It’s true. I do like stuff. Not just any old stuff… but I acquire things and am often reluctant to let them go.
I live with a man of similar habits. Our home is a modest two-bedroom semi-detached cottage, built around 1910, to house mineworkers from the local Lady Victoria Colliery. The pit closed in 1981 and subsequently became home to the Scottish National Mining Museum. The cottages continue to be popular both with people local to Newtongrange and Edinburgh commuters seeking more affordable property.
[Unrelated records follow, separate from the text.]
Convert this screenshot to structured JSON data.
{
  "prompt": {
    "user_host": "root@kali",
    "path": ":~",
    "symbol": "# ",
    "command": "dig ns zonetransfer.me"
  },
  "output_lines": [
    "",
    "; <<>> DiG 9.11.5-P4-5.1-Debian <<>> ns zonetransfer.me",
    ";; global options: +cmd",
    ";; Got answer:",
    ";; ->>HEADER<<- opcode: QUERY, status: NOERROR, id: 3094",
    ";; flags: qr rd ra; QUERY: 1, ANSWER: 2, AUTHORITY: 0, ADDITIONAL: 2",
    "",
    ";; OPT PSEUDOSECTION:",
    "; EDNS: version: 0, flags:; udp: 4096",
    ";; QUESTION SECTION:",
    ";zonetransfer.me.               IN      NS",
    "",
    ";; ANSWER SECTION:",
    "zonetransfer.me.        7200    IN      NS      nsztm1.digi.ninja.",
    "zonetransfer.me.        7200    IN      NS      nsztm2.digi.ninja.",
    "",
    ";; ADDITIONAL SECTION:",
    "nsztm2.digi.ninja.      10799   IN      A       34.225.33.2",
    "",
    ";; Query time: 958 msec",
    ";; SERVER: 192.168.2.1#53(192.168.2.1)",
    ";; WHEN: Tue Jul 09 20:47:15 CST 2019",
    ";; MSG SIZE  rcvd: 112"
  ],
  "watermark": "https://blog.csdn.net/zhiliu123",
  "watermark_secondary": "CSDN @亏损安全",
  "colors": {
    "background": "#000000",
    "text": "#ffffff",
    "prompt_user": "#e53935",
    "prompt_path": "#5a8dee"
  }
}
We’ve been living here for 15 years, always changing things around, striving to make the best use of the space. There’s an attic, crammed full of boxes of junk, (some unopened since we moved in), accessed by a Ramsay ladder, but cupboard space down here is woefully inadequate - there’s one shelved cupboard, which I refer to in my head as ‘the cupboard of doom’. It’s crammed full of electrical leads, light bulbs, hats, an automatic cat feeder, carrier bags full of other carrier bags…you get the picture? I dread opening it because there’s likely to be an avalanche.
I’m lucky to have a dedicated workroom at home, which we’ve made many improvements to over the last few years - soundproofing the adjoining wall, adding lots of shelving, and free-standing cupboards. Of course, they are all overflowing with materials, tools, and equipment. When the shelves are full, piles make their way onto my table. Much of my time is spent shuffling these piles around to make a clear space to work. Sometimes I think my main role as an adult has been shuffling piles of stuff…is that really what it’s all about? The sheer volume of it frequently overwhelms me. I have fantasised about hiring a skip and throwing it all in. If I don’t keep on top of it hoarding could easily become a real issue. But, it’s all too useful. I hate being wasteful and don’t want it polluting landfill instead.
However, amongst it all there are gems. Nothing expensive. Things I would never want to part with: collected postcards, holiday souvenirs, small handmade things, car boot sale finds, toy cars and reminders of childhood - all things that continue to spark joy! We have Ikea picture shelves in the hall which I regularly rearrange. It’s a small area I’m able to take control of, organise and prettify. Spending time with these objects connects me to happy times, people I love/loved and places I’ve explored in a visceral way that even looking at photos on a screen can’t.
Minimalist homes are very elegant but I always wonder where the stuff is kept? They end up looking soulless. Our home will never be like that. I want to have my favourite things around me. My ambition has always been to have a home for everything and everything in its place. I’m working on that…